Strange as it may sound, there is a category of cases where New York’s courts will not only uphold a non-solicit, but will actually imply a non-solicit in an agreement – even if it was completely omitted from the written agreement.
Does that seem extreme?
In truth, it really isn’t.
Although this doctrine really dates back as far as 1910, New York State’s highest court, the Court of Appeals, established what has become known as the Mohawk Doctrine with its 1981 decision in Mohawk Maintenance Co. v. Kessler, 52 N.Y.2d 276, 419 N.E.2d 324, 437 N.Y.S.2d 646 (1981).
In Mohawk, the Court set forth two rules:
1. The seller of a business impliedly promises (or, in legalese, “covenants”) not to solicit his former clients, i.e., the “good will” of the business that he just sold, because the purchaser has paid for “the right to expect that the firm's established customers will continue to patronize the business.“ and,

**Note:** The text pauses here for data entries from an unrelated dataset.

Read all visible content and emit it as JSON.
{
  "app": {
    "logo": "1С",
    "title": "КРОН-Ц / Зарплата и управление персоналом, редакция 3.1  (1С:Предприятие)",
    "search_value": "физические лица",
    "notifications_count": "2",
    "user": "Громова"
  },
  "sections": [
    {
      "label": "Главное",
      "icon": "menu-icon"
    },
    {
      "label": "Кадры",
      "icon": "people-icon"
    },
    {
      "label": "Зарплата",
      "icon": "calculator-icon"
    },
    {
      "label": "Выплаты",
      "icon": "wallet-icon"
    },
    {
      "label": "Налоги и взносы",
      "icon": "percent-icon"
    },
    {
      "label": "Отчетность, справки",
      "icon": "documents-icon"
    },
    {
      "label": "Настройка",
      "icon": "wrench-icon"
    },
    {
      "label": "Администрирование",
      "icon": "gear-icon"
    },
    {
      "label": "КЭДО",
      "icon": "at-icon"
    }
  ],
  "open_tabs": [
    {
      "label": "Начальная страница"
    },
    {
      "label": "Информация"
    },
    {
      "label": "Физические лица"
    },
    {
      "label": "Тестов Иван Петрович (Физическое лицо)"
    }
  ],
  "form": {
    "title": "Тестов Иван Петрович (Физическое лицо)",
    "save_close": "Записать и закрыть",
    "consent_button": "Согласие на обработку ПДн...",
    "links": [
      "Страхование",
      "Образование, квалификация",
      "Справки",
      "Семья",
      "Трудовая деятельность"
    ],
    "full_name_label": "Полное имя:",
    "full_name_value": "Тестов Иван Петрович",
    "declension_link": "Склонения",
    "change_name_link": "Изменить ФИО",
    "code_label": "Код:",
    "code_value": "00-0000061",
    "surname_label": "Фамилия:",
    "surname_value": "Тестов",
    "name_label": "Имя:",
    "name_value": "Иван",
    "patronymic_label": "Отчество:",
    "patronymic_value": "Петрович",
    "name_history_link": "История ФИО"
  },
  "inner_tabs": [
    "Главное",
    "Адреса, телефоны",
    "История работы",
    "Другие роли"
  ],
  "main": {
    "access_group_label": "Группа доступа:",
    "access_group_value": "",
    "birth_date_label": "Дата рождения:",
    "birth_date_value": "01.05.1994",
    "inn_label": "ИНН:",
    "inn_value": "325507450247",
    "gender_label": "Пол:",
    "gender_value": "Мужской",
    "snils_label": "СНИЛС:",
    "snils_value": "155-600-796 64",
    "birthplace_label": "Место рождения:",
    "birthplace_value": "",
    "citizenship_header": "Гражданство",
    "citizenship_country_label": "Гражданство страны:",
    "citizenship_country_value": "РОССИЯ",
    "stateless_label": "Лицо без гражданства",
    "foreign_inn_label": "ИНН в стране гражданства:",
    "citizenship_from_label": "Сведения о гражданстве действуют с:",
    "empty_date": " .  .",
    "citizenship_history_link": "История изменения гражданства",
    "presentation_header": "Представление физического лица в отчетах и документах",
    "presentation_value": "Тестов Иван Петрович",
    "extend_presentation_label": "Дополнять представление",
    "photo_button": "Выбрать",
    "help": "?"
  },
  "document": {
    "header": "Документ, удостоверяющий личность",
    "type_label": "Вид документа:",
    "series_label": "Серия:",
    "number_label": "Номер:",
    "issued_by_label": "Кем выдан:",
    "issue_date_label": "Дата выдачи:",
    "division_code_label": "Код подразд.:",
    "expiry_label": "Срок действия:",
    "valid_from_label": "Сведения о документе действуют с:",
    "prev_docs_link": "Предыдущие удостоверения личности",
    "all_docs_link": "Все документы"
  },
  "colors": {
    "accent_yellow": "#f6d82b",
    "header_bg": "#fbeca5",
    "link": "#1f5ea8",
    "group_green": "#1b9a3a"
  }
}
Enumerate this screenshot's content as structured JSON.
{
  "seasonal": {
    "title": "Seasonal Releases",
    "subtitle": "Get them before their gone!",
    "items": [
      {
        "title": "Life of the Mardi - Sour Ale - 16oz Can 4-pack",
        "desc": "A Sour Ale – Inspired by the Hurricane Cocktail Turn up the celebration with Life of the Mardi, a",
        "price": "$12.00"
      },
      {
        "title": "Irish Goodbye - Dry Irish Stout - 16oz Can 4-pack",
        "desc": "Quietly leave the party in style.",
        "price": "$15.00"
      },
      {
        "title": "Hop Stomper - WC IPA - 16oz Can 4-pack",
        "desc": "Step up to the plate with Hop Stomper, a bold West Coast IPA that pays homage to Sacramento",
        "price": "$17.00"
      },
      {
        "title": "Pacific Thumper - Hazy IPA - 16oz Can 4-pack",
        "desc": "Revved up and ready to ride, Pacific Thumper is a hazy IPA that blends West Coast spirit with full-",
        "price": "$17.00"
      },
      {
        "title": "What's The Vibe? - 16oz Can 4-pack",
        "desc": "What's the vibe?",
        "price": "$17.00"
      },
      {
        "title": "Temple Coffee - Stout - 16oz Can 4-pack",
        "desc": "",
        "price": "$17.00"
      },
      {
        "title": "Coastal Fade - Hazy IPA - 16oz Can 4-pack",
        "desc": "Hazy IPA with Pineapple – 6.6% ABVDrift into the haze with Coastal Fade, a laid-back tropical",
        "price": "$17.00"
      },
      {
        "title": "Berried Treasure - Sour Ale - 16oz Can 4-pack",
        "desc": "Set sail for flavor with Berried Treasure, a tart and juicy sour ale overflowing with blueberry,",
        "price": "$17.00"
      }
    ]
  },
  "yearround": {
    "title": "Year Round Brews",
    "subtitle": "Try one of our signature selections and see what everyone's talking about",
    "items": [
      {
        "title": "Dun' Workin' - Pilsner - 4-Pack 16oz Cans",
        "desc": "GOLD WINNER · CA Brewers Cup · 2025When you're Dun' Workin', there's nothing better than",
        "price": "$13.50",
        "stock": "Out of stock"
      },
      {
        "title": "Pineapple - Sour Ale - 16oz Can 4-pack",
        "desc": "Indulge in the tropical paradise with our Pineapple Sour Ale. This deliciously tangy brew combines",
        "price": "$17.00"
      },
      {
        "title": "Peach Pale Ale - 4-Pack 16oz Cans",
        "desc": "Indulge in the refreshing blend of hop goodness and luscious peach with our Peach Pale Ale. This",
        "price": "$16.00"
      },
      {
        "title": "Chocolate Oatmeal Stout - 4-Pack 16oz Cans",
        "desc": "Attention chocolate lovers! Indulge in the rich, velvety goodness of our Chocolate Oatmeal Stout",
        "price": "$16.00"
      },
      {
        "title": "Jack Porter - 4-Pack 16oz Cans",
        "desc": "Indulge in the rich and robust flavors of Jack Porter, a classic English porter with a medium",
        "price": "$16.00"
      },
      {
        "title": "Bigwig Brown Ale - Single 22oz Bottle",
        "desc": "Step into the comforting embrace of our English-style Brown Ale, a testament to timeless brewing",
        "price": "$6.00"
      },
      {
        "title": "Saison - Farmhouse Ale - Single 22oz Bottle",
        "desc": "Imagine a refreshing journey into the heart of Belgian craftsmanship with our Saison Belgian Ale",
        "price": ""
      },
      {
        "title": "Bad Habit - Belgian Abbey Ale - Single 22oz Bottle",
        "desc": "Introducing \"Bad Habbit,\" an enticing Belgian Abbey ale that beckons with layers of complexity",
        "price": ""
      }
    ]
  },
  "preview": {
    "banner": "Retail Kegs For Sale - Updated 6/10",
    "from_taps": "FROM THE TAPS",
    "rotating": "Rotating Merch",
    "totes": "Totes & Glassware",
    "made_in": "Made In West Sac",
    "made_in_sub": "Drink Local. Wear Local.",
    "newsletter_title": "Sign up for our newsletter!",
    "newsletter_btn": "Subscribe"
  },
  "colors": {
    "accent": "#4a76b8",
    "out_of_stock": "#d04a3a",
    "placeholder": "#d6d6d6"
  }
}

2. Absent a different agreement, the ban on the seller actively soliciting his former clients lasts …. FOREVER.